Further studies on the repeated loading of piles in sand
The work presented in this thesis concerns the behaviour of isolated piles subjected to repeated loading and placed at various depths in a medium dense sand upon which either static or cyclic surcharge acted. The piles, which were of laboratory scale, were instrumented by strain gauged load cells located along the inner surfaces of the pile shafts. The behaviour of tension as well as compression piles was examined. It was found that the behaviour of the pile was governed to a large extent by the repeated load level, the number of load cycles and the initial boundary stress conditions existing along the pile shaft. In compression, the pile life-span decreased when the embedment depth increased while the reverse trend was observed,for tension piles. The movement of both tension and compression piles decreased when the surcharge pressure was increased or was cycled, and it was of a minimum value when the upper repeated load acted in-phase with the higher surcharge pressure. For tests performed with static surcharge pressure, repeated loading was found to decrease the bearing capacity and the pulling resistance of the pile. The higher percentage of reduction was recorded for the tension pile.
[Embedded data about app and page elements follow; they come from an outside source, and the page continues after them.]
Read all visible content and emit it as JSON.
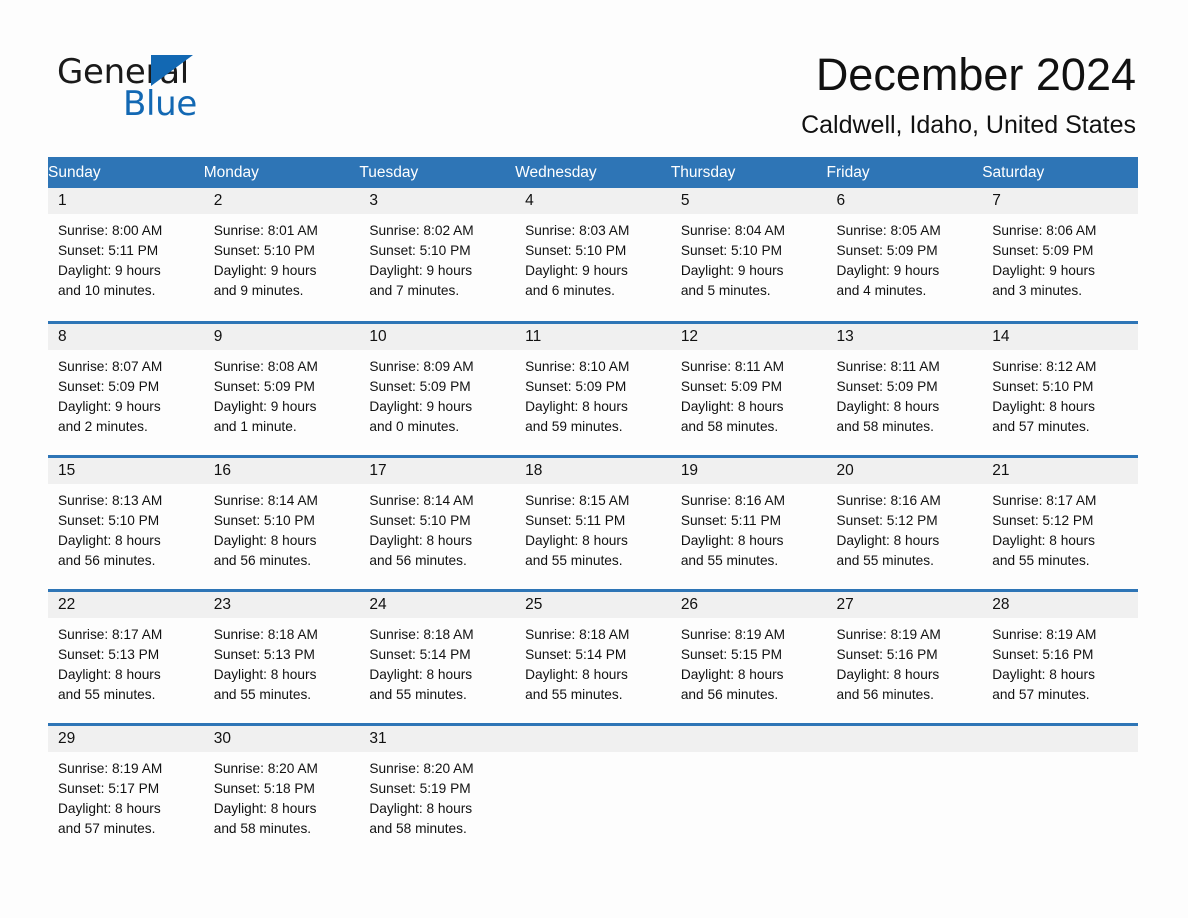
{
  "brand": {
    "name_part1": "General",
    "name_part2": "Blue"
  },
  "header": {
    "month_title": "December 2024",
    "location": "Caldwell, Idaho, United States"
  },
  "theme": {
    "header_blue": "#2e75b6",
    "logo_blue": "#1268b3",
    "daynum_band": "#f0f0f0",
    "page_bg": "#fdfdfd",
    "text": "#111111"
  },
  "calendar": {
    "weekday_headers": [
      "Sunday",
      "Monday",
      "Tuesday",
      "Wednesday",
      "Thursday",
      "Friday",
      "Saturday"
    ],
    "weeks": [
      [
        {
          "day": "1",
          "sunrise": "Sunrise: 8:00 AM",
          "sunset": "Sunset: 5:11 PM",
          "daylight_1": "Daylight: 9 hours",
          "daylight_2": "and 10 minutes."
        },
        {
          "day": "2",
          "sunrise": "Sunrise: 8:01 AM",
          "sunset": "Sunset: 5:10 PM",
          "daylight_1": "Daylight: 9 hours",
          "daylight_2": "and 9 minutes."
        },
        {
          "day": "3",
          "sunrise": "Sunrise: 8:02 AM",
          "sunset": "Sunset: 5:10 PM",
          "daylight_1": "Daylight: 9 hours",
          "daylight_2": "and 7 minutes."
        },
        {
          "day": "4",
          "sunrise": "Sunrise: 8:03 AM",
          "sunset": "Sunset: 5:10 PM",
          "daylight_1": "Daylight: 9 hours",
          "daylight_2": "and 6 minutes."
        },
        {
          "day": "5",
          "sunrise": "Sunrise: 8:04 AM",
          "sunset": "Sunset: 5:10 PM",
          "daylight_1": "Daylight: 9 hours",
          "daylight_2": "and 5 minutes."
        },
        {
          "day": "6",
          "sunrise": "Sunrise: 8:05 AM",
          "sunset": "Sunset: 5:09 PM",
          "daylight_1": "Daylight: 9 hours",
          "daylight_2": "and 4 minutes."
        },
        {
          "day": "7",
          "sunrise": "Sunrise: 8:06 AM",
          "sunset": "Sunset: 5:09 PM",
          "daylight_1": "Daylight: 9 hours",
          "daylight_2": "and 3 minutes."
        }
      ],
      [
        {
          "day": "8",
          "sunrise": "Sunrise: 8:07 AM",
          "sunset": "Sunset: 5:09 PM",
          "daylight_1": "Daylight: 9 hours",
          "daylight_2": "and 2 minutes."
        },
        {
          "day": "9",
          "sunrise": "Sunrise: 8:08 AM",
          "sunset": "Sunset: 5:09 PM",
          "daylight_1": "Daylight: 9 hours",
          "daylight_2": "and 1 minute."
        },
        {
          "day": "10",
          "sunrise": "Sunrise: 8:09 AM",
          "sunset": "Sunset: 5:09 PM",
          "daylight_1": "Daylight: 9 hours",
          "daylight_2": "and 0 minutes."
        },
        {
          "day": "11",
          "sunrise": "Sunrise: 8:10 AM",
          "sunset": "Sunset: 5:09 PM",
          "daylight_1": "Daylight: 8 hours",
          "daylight_2": "and 59 minutes."
        },
        {
          "day": "12",
          "sunrise": "Sunrise: 8:11 AM",
          "sunset": "Sunset: 5:09 PM",
          "daylight_1": "Daylight: 8 hours",
          "daylight_2": "and 58 minutes."
        },
        {
          "day": "13",
          "sunrise": "Sunrise: 8:11 AM",
          "sunset": "Sunset: 5:09 PM",
          "daylight_1": "Daylight: 8 hours",
          "daylight_2": "and 58 minutes."
        },
        {
          "day": "14",
          "sunrise": "Sunrise: 8:12 AM",
          "sunset": "Sunset: 5:10 PM",
          "daylight_1": "Daylight: 8 hours",
          "daylight_2": "and 57 minutes."
        }
      ],
      [
        {
          "day": "15",
          "sunrise": "Sunrise: 8:13 AM",
          "sunset": "Sunset: 5:10 PM",
          "daylight_1": "Daylight: 8 hours",
          "daylight_2": "and 56 minutes."
        },
        {
          "day": "16",
          "sunrise": "Sunrise: 8:14 AM",
          "sunset": "Sunset: 5:10 PM",
          "daylight_1": "Daylight: 8 hours",
          "daylight_2": "and 56 minutes."
        },
        {
          "day": "17",
          "sunrise": "Sunrise: 8:14 AM",
          "sunset": "Sunset: 5:10 PM",
          "daylight_1": "Daylight: 8 hours",
          "daylight_2": "and 56 minutes."
        },
        {
          "day": "18",
          "sunrise": "Sunrise: 8:15 AM",
          "sunset": "Sunset: 5:11 PM",
          "daylight_1": "Daylight: 8 hours",
          "daylight_2": "and 55 minutes."
        },
        {
          "day": "19",
          "sunrise": "Sunrise: 8:16 AM",
          "sunset": "Sunset: 5:11 PM",
          "daylight_1": "Daylight: 8 hours",
          "daylight_2": "and 55 minutes."
        },
        {
          "day": "20",
          "sunrise": "Sunrise: 8:16 AM",
          "sunset": "Sunset: 5:12 PM",
          "daylight_1": "Daylight: 8 hours",
          "daylight_2": "and 55 minutes."
        },
        {
          "day": "21",
          "sunrise": "Sunrise: 8:17 AM",
          "sunset": "Sunset: 5:12 PM",
          "daylight_1": "Daylight: 8 hours",
          "daylight_2": "and 55 minutes."
        }
      ],
      [
        {
          "day": "22",
          "sunrise": "Sunrise: 8:17 AM",
          "sunset": "Sunset: 5:13 PM",
          "daylight_1": "Daylight: 8 hours",
          "daylight_2": "and 55 minutes."
        },
        {
          "day": "23",
          "sunrise": "Sunrise: 8:18 AM",
          "sunset": "Sunset: 5:13 PM",
          "daylight_1": "Daylight: 8 hours",
          "daylight_2": "and 55 minutes."
        },
        {
          "day": "24",
          "sunrise": "Sunrise: 8:18 AM",
          "sunset": "Sunset: 5:14 PM",
          "daylight_1": "Daylight: 8 hours",
          "daylight_2": "and 55 minutes."
        },
        {
          "day": "25",
          "sunrise": "Sunrise: 8:18 AM",
          "sunset": "Sunset: 5:14 PM",
          "daylight_1": "Daylight: 8 hours",
          "daylight_2": "and 55 minutes."
        },
        {
          "day": "26",
          "sunrise": "Sunrise: 8:19 AM",
          "sunset": "Sunset: 5:15 PM",
          "daylight_1": "Daylight: 8 hours",
          "daylight_2": "and 56 minutes."
        },
        {
          "day": "27",
          "sunrise": "Sunrise: 8:19 AM",
          "sunset": "Sunset: 5:16 PM",
          "daylight_1": "Daylight: 8 hours",
          "daylight_2": "and 56 minutes."
        },
        {
          "day": "28",
          "sunrise": "Sunrise: 8:19 AM",
          "sunset": "Sunset: 5:16 PM",
          "daylight_1": "Daylight: 8 hours",
          "daylight_2": "and 57 minutes."
        }
      ],
      [
        {
          "day": "29",
          "sunrise": "Sunrise: 8:19 AM",
          "sunset": "Sunset: 5:17 PM",
          "daylight_1": "Daylight: 8 hours",
          "daylight_2": "and 57 minutes."
        },
        {
          "day": "30",
          "sunrise": "Sunrise: 8:20 AM",
          "sunset": "Sunset: 5:18 PM",
          "daylight_1": "Daylight: 8 hours",
          "daylight_2": "and 58 minutes."
        },
        {
          "day": "31",
          "sunrise": "Sunrise: 8:20 AM",
          "sunset": "Sunset: 5:19 PM",
          "daylight_1": "Daylight: 8 hours",
          "daylight_2": "and 58 minutes."
        },
        {
          "day": "",
          "sunrise": "",
          "sunset": "",
          "daylight_1": "",
          "daylight_2": ""
        },
        {
          "day": "",
          "sunrise": "",
          "sunset": "",
          "daylight_1": "",
          "daylight_2": ""
        },
        {
          "day": "",
          "sunrise": "",
          "sunset": "",
          "daylight_1": "",
          "daylight_2": ""
        },
        {
          "day": "",
          "sunrise": "",
          "sunset": "",
          "daylight_1": "",
          "daylight_2": ""
        }
      ]
    ]
  }
}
In contrast, after cyclic surcharge tests the pile capacity always increased. At any depth of embedment or surcharge pressure,' as the nun-her of load cycles was increased the shaft load of a compression pile increased up to a peak value then decreased gradually until it reached a limiting value. This limiting value increased when the load level, the pile depth or the surcharge pressure was increased and it was independent of the pile loading history. iii For a tension pile the shaft load decreased progressively as the number of cycles increased until failure occurred.